hiccup9 Store This Sumba ikat is part of a museum collection that was sold at sale here in New York. I was able to acquire most of the Sumba ikat pieces in this collection and I will be offering other ikats in the coming weeks. All sales will open at $9.99 with .This is one of the most incredible pieces from the collection. You can see horses and riders, birds of various types, snakes as well as lots of human heads - presumed to be detached from their bodies (the Sumba were head hunters). The animals on the top are probably modeled after the lions on the Dutch coat of arms. I am not sure of its exact age but believe it is somewhere around mid 20th century but very possibly earlier. condition: good
size: 98" x 43" (245 x 108 cm)IKATIkat is an amazing and very labor intensive textile technique. The entire warp of the textile is laid out in advance and then the design is created by dying each color in turn Where it gets really complicated is that with each dying all the areas that are not to be colored with that particular dye have to be covered with ties (like in tie dying) to protect them from absorbing the unwanted dye. When the dying is finished the warp is then put on the hand loom and it is woven in the traditional way. The unique quality of these textiles comes from the way colors of the threads of the warp naturally misalign. HINGGITo make hinggi two identical panels are woven and then hand sewn together.More about hinggi from Wikipedia:
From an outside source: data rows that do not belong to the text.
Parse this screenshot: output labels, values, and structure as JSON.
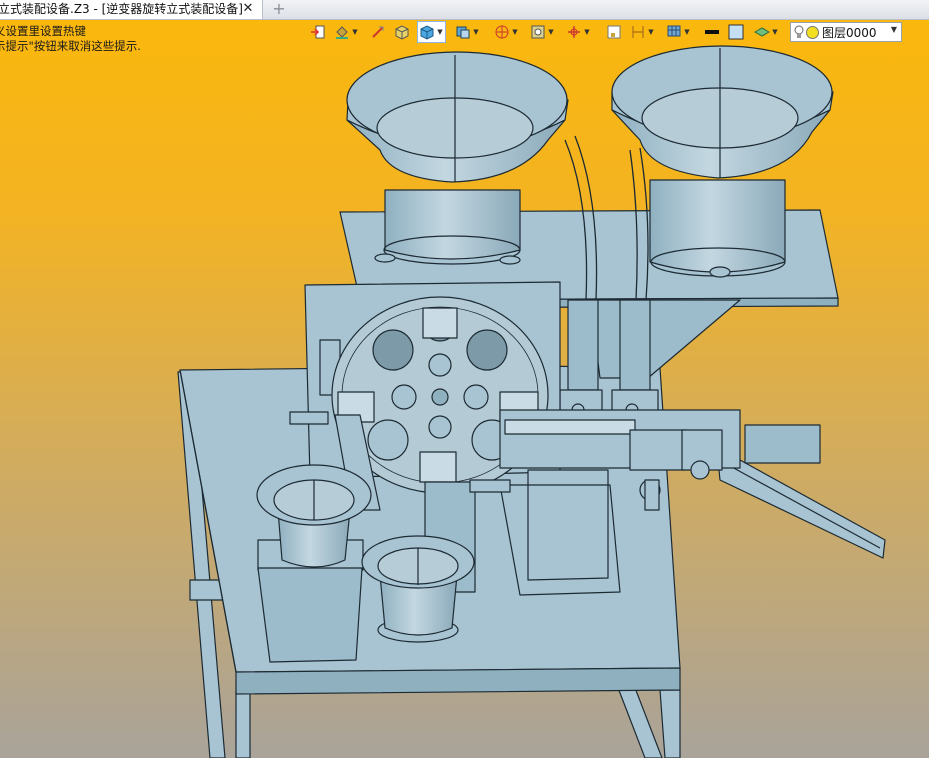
{
  "tab": {
    "title": "立式装配设备.Z3 - [逆变器旋转立式装配设备]",
    "close": "✕",
    "add": "+"
  },
  "hints": {
    "line1": "义设置里设置热键",
    "line2": "示提示\"按钮来取消这些提示."
  },
  "toolbar": {
    "icons": [
      "import-icon",
      "paint-bucket-icon",
      "line-style-icon",
      "box-shaded-icon",
      "cube-view-icon",
      "view-orient-icon",
      "render-mode-icon",
      "clip-plane-icon",
      "axis-icon",
      "frame-icon",
      "dimension-icon",
      "grid-icon",
      "color-black-icon",
      "color-box-icon",
      "layer-manager-icon"
    ],
    "layer_name": "图层0000"
  },
  "colors": {
    "accent": "#fbb80a",
    "model_fill": "#a8c4d2",
    "model_line": "#1c2a33"
  }
}
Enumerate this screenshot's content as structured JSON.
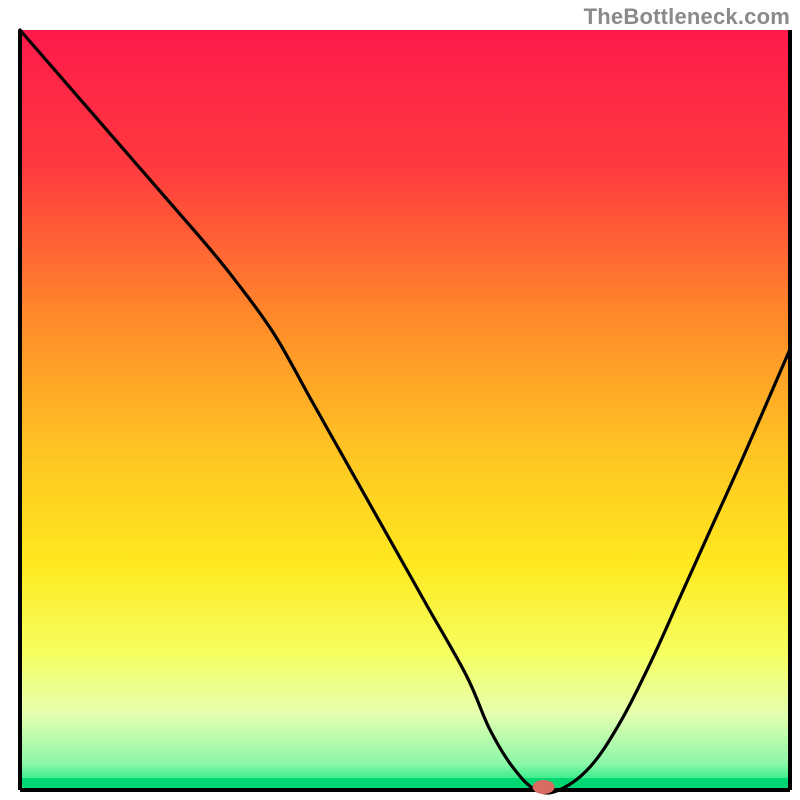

"Hinggi are large warp ikat decorated blankets used for adat exchanges and as a mans clothing. They are usually made in pairs, one cloth is wrapped around the hips and the other thrown over the shoulder. When destined for the nobility the cloths are usually larger and are dyed with red and indigo. The color and motif combine to indicate the status of the wearer as well as the giver. In the past only the nobility had the right to the use and wear such cloth. They were seen only at great festivals, where they were worn by nobles, their family and retainers as a sign of their power and wealth, which was concomitant with the wealth of the total society.The subjects of the designs refer to local objects such as horses, roosters, deer snakes fish and prawn. Other specifically Sumbanese images include the skull tree and the mamuli, a gold ornament which is also a rank indicator. As well as these, foreign symbols such as dragons taken from Chinese ceramics and the rampant lions of the Dutch coat of arms are sometimes incorporated."